- _EXERCISE INSTRUCTIONS_: Your answer must be an exact repetition of every record.

Items listed in a dataset:
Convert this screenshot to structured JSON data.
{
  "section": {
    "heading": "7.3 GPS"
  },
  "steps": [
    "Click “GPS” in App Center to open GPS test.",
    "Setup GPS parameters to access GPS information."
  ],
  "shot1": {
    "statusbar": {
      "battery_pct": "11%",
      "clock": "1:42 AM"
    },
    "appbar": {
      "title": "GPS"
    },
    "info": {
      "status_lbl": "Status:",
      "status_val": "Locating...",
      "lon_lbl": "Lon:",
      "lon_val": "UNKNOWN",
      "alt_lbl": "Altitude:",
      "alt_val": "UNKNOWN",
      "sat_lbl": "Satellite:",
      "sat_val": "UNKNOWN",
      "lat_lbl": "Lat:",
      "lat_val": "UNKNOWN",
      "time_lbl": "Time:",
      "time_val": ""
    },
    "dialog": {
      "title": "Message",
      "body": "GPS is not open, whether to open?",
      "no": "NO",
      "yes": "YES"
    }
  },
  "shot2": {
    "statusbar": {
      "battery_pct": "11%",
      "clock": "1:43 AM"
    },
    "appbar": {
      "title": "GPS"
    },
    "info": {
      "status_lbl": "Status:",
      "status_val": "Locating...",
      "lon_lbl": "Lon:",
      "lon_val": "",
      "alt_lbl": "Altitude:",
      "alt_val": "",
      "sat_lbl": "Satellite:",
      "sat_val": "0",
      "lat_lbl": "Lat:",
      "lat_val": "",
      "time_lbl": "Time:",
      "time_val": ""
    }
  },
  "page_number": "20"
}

- _REPLY TO THE EXERCISE_:
Convert this screenshot to structured JSON data.
{
  "section": {
    "heading": "7.3 GPS"
  },
  "steps": [
    "Click “GPS” in App Center to open GPS test.",
    "Setup GPS parameters to access GPS information."
  ],
  "shot1": {
    "statusbar": {
      "battery_pct": "11%",
      "clock": "1:42 AM"
    },
    "appbar": {
      "title": "GPS"
    },
    "info": {
      "status_lbl": "Status:",
      "status_val": "Locating...",
      "lon_lbl": "Lon:",
      "lon_val": "UNKNOWN",
      "alt_lbl": "Altitude:",
      "alt_val": "UNKNOWN",
      "sat_lbl": "Satellite:",
      "sat_val": "UNKNOWN",
      "lat_lbl": "Lat:",
      "lat_val": "UNKNOWN",
      "time_lbl": "Time:",
      "time_val": ""
    },
    "dialog": {
      "title": "Message",
      "body": "GPS is not open, whether to open?",
      "no": "NO",
      "yes": "YES"
    }
  },
  "shot2": {
    "statusbar": {
      "battery_pct": "11%",
      "clock": "1:43 AM"
    },
    "appbar": {
      "title": "GPS"
    },
    "info": {
      "status_lbl": "Status:",
      "status_val": "Locating...",
      "lon_lbl": "Lon:",
      "lon_val": "",
      "alt_lbl": "Altitude:",
      "alt_val": "",
      "sat_lbl": "Satellite:",
      "sat_val": "0",
      "lat_lbl": "Lat:",
      "lat_val": "",
      "time_lbl": "Time:",
      "time_val": ""
    }
  },
  "page_number": "20"
}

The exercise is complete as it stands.